“The idea was that farming is dynamic and that there would have to be changes in the future,” Mr. Thiele said .

Suffolk County appealed the judge’s ruling. It retained a law firm that has long fought for the environment, Riverhead-based Twomey, Latham, Shea, Kelley and Quartararo. The appeal was handled by a partner in the firm, Lisa Clare Kombrink, who has a specialty in farmland preservation as former Southampton Town attorney.

Last year Justice Whelan’s judicial superiors on the Appellate Division of State Supreme Court reversed his ruling. Still, the Society pushed for the Court of Appeals to step in. It refused. On December 27, 2018 came the deadline for the Society to seek a “re-argument” on getting the high court to consider the case. The Society let the deadline pass.

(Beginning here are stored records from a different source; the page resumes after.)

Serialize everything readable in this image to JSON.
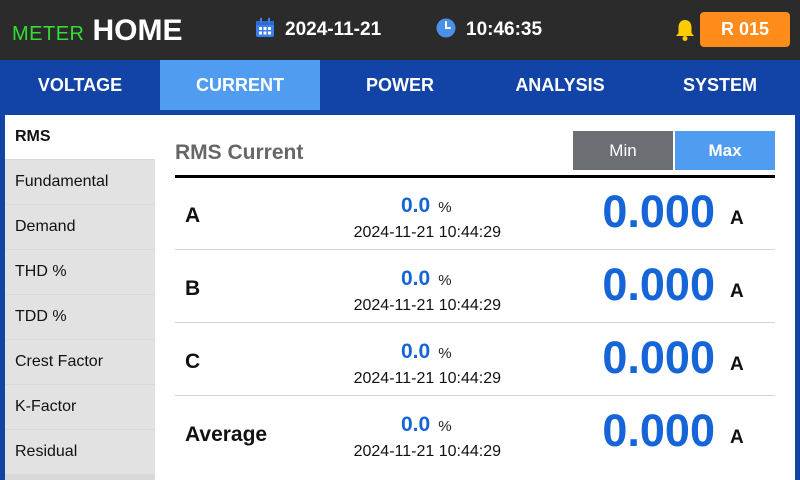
{
  "header": {
    "brand_prefix": "METER",
    "title": "HOME",
    "date": "2024-11-21",
    "time": "10:46:35",
    "badge": "R 015",
    "icons": {
      "date": "calendar-icon",
      "time": "clock-icon",
      "alert": "bell-icon"
    },
    "colors": {
      "brand_prefix": "#33dd33",
      "badge": "#ff8c1a",
      "bell": "#ffcc00"
    }
  },
  "tabs": [
    {
      "label": "VOLTAGE",
      "active": false
    },
    {
      "label": "CURRENT",
      "active": true
    },
    {
      "label": "POWER",
      "active": false
    },
    {
      "label": "ANALYSIS",
      "active": false
    },
    {
      "label": "SYSTEM",
      "active": false
    }
  ],
  "sidebar": {
    "items": [
      {
        "label": "RMS",
        "active": true
      },
      {
        "label": "Fundamental",
        "active": false
      },
      {
        "label": "Demand",
        "active": false
      },
      {
        "label": "THD %",
        "active": false
      },
      {
        "label": "TDD %",
        "active": false
      },
      {
        "label": "Crest Factor",
        "active": false
      },
      {
        "label": "K-Factor",
        "active": false
      },
      {
        "label": "Residual",
        "active": false
      }
    ]
  },
  "main": {
    "title": "RMS Current",
    "buttons": {
      "min": "Min",
      "max": "Max",
      "selected": "Max"
    },
    "rows": [
      {
        "label": "A",
        "percent": "0.0",
        "percent_unit": "%",
        "timestamp": "2024-11-21 10:44:29",
        "value": "0.000",
        "unit": "A"
      },
      {
        "label": "B",
        "percent": "0.0",
        "percent_unit": "%",
        "timestamp": "2024-11-21 10:44:29",
        "value": "0.000",
        "unit": "A"
      },
      {
        "label": "C",
        "percent": "0.0",
        "percent_unit": "%",
        "timestamp": "2024-11-21 10:44:29",
        "value": "0.000",
        "unit": "A"
      },
      {
        "label": "Average",
        "percent": "0.0",
        "percent_unit": "%",
        "timestamp": "2024-11-21 10:44:29",
        "value": "0.000",
        "unit": "A"
      }
    ]
  },
  "colors": {
    "tab_bar": "#1244a8",
    "tab_active": "#4f9cf0",
    "value_blue": "#1565d8"
  }
}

The legal brief prepared on behalf of Suffolk County by Ms. Kombrink was strong.

“Now,” it stated, “under the two amendments which have been invalidated, farmers cannot build a barn, install irrigation or underground utilities, or offer hayrides or ‘you-pick’ for strawberries or other crops grown on their property …

The impact is so extreme that farmers cannot even put up a fence to protect their crops from predator animals.”

“In essence,” it said, Justice Whelan “has ruled that the Suffolk County Farmland Preservation Program is meant to preserve open space, and not lands used in agricultural production.” The brief declared that the ruling “contradicts” various New York State laws that it enumerated, “all of which recognize the importance of farmland, farming and agricultural production as an important natural and economic resource in the state.”

If the Society lawsuit had won, it would have undermined the Farmland Preservation Program begun in 1974.

As John v.H. Halsey, president of The Peconic Land Trust, which has long been involved in conservation, including of farmland, commented: “If we want farmland to be farmed we have to allow farmers to do what we told them they could do when they sold their development rights. They retained the right to build structures. They never sold that right to the county and the county didn’t buy it.

Suffolk’s Farmland Preservation Program, the first of its kind in the country, was created to protect not only farmland but farming. Farm operations by definition are the land, the structures, the improvements and the practices necessary to perform agricultural production.”

The program is based on the brilliant and then novel idea of purchasing development rights. Farmers are paid the difference between the value of their land in agriculture and what they could get for it if they sold it for development. In return, the land is kept in agriculture in perpetuity. The Suffolk program has been emulated across the nation.

Suffolk Legislator Al Krupski (D-Cutchogue), a fourth-generation Suffolk farmer, said he’s “very happy” with the outcome of the matter, adding Ms. Kombrink did “a very good job.” If the lawsuit had succeeded, he said, “it would have been very damaging to farming in Suffolk County going forward.”

He added, “My thanks to the county executive” for his leadership on the appeal. Suffolk Executive Steve Bellone had said that if Justice Whelan’s ruling stood, it would “effectively gut the Farmland Preservation Program. If farmers can’t do the things necessary to run a successful operation, we can’t have farming here anymore.”

Ms. Kombrink comments that the “answer” to claims raised in the Pine Barrens Society lawsuit “seemed obvious. Farmers need to build structures such as barns, fences and irrigation equipment to farm their land. I am very grateful that the courts agreed and recognized this basic and very important principle” and decided “in favor” of Suffolk County.

For her, said Ms. Kombrink, “working on the case was one of the highlights of my career.” It is also one of the highlights in the history of farming in Suffolk. As a result of its Farmland Preservation Program, Suffolk continues as a top agricultural county in the state with farming a major industry and a key to another big industry here, tourism.